Stage 7: Extermination (Genocide)
begins, and
becomes the
mass killing
legally called
"genocide." Most
genocide is
committed by
Einsatzgrupen: Nazi Killing Squads
Stage 8: Denial
Denial is always found in genocide, both during it and
after it.
Continuing denial is among the surest indicators of further
genocidal massacres.
Denial extends the crime of genocide to future
generations of the victims. It is a continuation of the intent
to destroy the group.
The tactics of denial are predictable.
Denial: Deny the Evidence.
Deny that there was any mass killing at all.
Question and minimize the statistics.
Block access to archives and witnesses.
Intimidate or kill eye-witnesses.
Denial: Blame the Victims.
Emphasize the strangeness of the victims. They are not
like us. (savages, infidels)
Claim they were disloyal insurgents in a war.
Call it a “civil war,” not genocide.
Claim that the deniers’ group also suffered huge losses
in the “war.” The killings were in self-defense.
Is this a Genocide?
• The government declares that subversive groups have
been undermining national security by using terrorist
tactics against social institutions (military, educational,
economic). A national emergency is declared and
subversives are arrested, imprisoned and eventually
many “disappear.”
Is this a Genocide
• Government policy of converting forests and surrounding
areas into pastureland has produced conflict between
indigenous peoples and new settlers. New settlers take
action to expand their control over forestlands, and in the
process eliminate not only the food sources but the
economic livelihoods of the indigenous cultures.
Indigenous peoples who resist are relocated, and some
die in the process. Most significantly, survival of the

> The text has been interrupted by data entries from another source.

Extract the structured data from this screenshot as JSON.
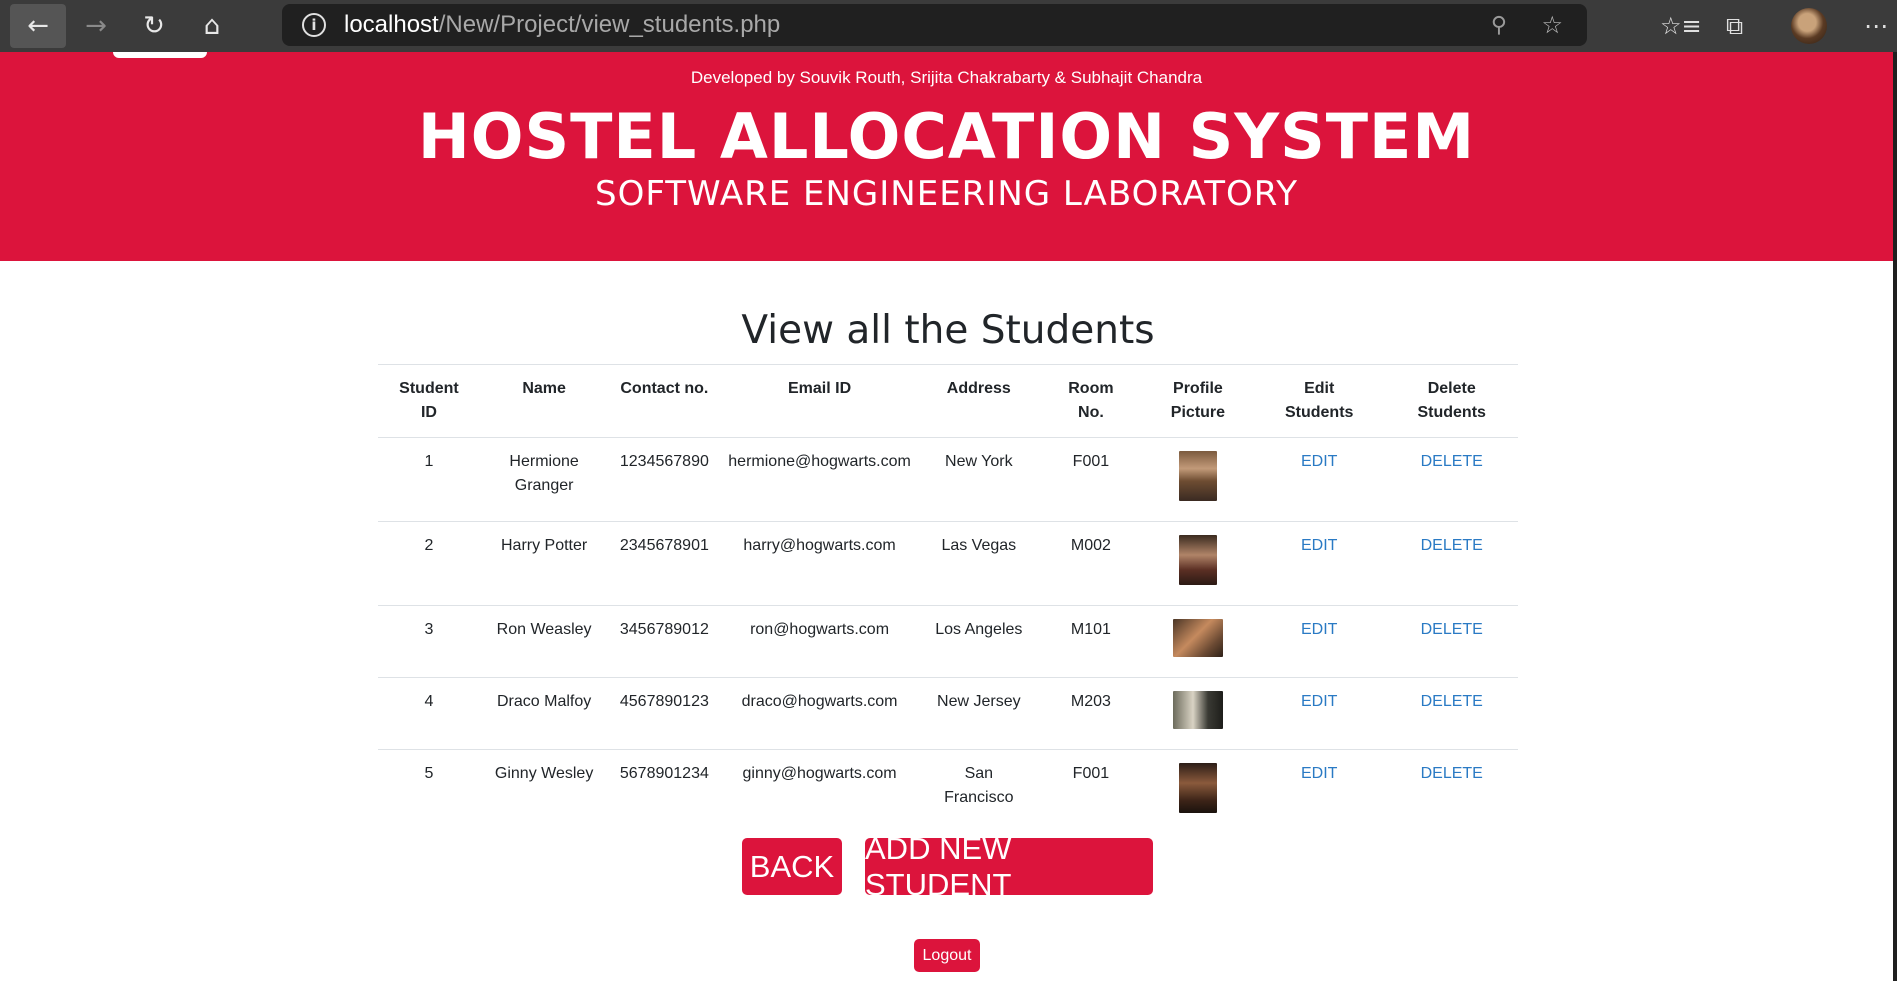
{
  "browser": {
    "url_host": "localhost",
    "url_path": "/New/Project/view_students.php"
  },
  "banner": {
    "credits": "Developed by Souvik Routh, Srijita Chakrabarty & Subhajit Chandra",
    "title": "HOSTEL ALLOCATION SYSTEM",
    "subtitle": "SOFTWARE ENGINEERING LABORATORY",
    "color": "#dc143c"
  },
  "page": {
    "heading": "View all the Students"
  },
  "table": {
    "headers": {
      "id_line1": "Student",
      "id_line2": "ID",
      "name": "Name",
      "contact": "Contact no.",
      "email": "Email ID",
      "address": "Address",
      "room_line1": "Room",
      "room_line2": "No.",
      "pic_line1": "Profile",
      "pic_line2": "Picture",
      "edit_line1": "Edit",
      "edit_line2": "Students",
      "delete_line1": "Delete",
      "delete_line2": "Students"
    },
    "rows": [
      {
        "id": "1",
        "name_line1": "Hermione",
        "name_line2": "Granger",
        "contact": "1234567890",
        "email": "hermione@hogwarts.com",
        "address_line1": "New York",
        "address_line2": "",
        "room": "F001",
        "edit": "EDIT",
        "delete": "DELETE"
      },
      {
        "id": "2",
        "name_line1": "Harry Potter",
        "name_line2": "",
        "contact": "2345678901",
        "email": "harry@hogwarts.com",
        "address_line1": "Las Vegas",
        "address_line2": "",
        "room": "M002",
        "edit": "EDIT",
        "delete": "DELETE"
      },
      {
        "id": "3",
        "name_line1": "Ron Weasley",
        "name_line2": "",
        "contact": "3456789012",
        "email": "ron@hogwarts.com",
        "address_line1": "Los Angeles",
        "address_line2": "",
        "room": "M101",
        "edit": "EDIT",
        "delete": "DELETE"
      },
      {
        "id": "4",
        "name_line1": "Draco Malfoy",
        "name_line2": "",
        "contact": "4567890123",
        "email": "draco@hogwarts.com",
        "address_line1": "New Jersey",
        "address_line2": "",
        "room": "M203",
        "edit": "EDIT",
        "delete": "DELETE"
      },
      {
        "id": "5",
        "name_line1": "Ginny Wesley",
        "name_line2": "",
        "contact": "5678901234",
        "email": "ginny@hogwarts.com",
        "address_line1": "San",
        "address_line2": "Francisco",
        "room": "F001",
        "edit": "EDIT",
        "delete": "DELETE"
      }
    ]
  },
  "actions": {
    "back": "BACK",
    "add_new": "ADD NEW STUDENT",
    "logout": "Logout"
  }
}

indigenous culture is threatened.
Is this a Genocide?
• In a society where ethnic tensions have long been a
problem, a minority religious and ethnic group has long
suffered at the hands of the majority ethnic group. Recent
attempts by the majority group to solidify control of the
national government through use of discriminatory
legislation have led to violent uprisings by the minority
ethnic group, which also has a distinct religious tradition.
Military forces controlled by the majority ethnic group
have retaliated and massacred elements of the minority
group in isolated towns and villages.
Is this a Genocide
• A revolutionary government has recently come to power
and has begun to take reprisals against its opponents in
this nation. Those opponents of the current regime who
were in positions of high status or influence prior to the
revolution are prime targets of the reprisals, and many
have been deported, relocated into labor camps, or
imprisoned. A policy of “re-education” of the young has
been implemented by the revolutionary government, and
all who oppose it are either exiled or killed by the
revolutionary army.
Is this a Genocide?
• The government of this country has determined that the most
effective means for solidifying its control over the population is
to identify a cultural group that has long been a target of
prejudice and discrimination, and blame it for recent internal
social and economic problems. Despite the support of a vocal
minority of intellectuals and some outside pressure from
sympathetic governments, the targeted group has received
little aid in its protests against this policy. Forced relocation and
denial of basic civil rights have already been imposed upon this
group by the government, and some group members have fled
the country warning of harsher measures to come.

Introduction to Genocide - Montville Township School …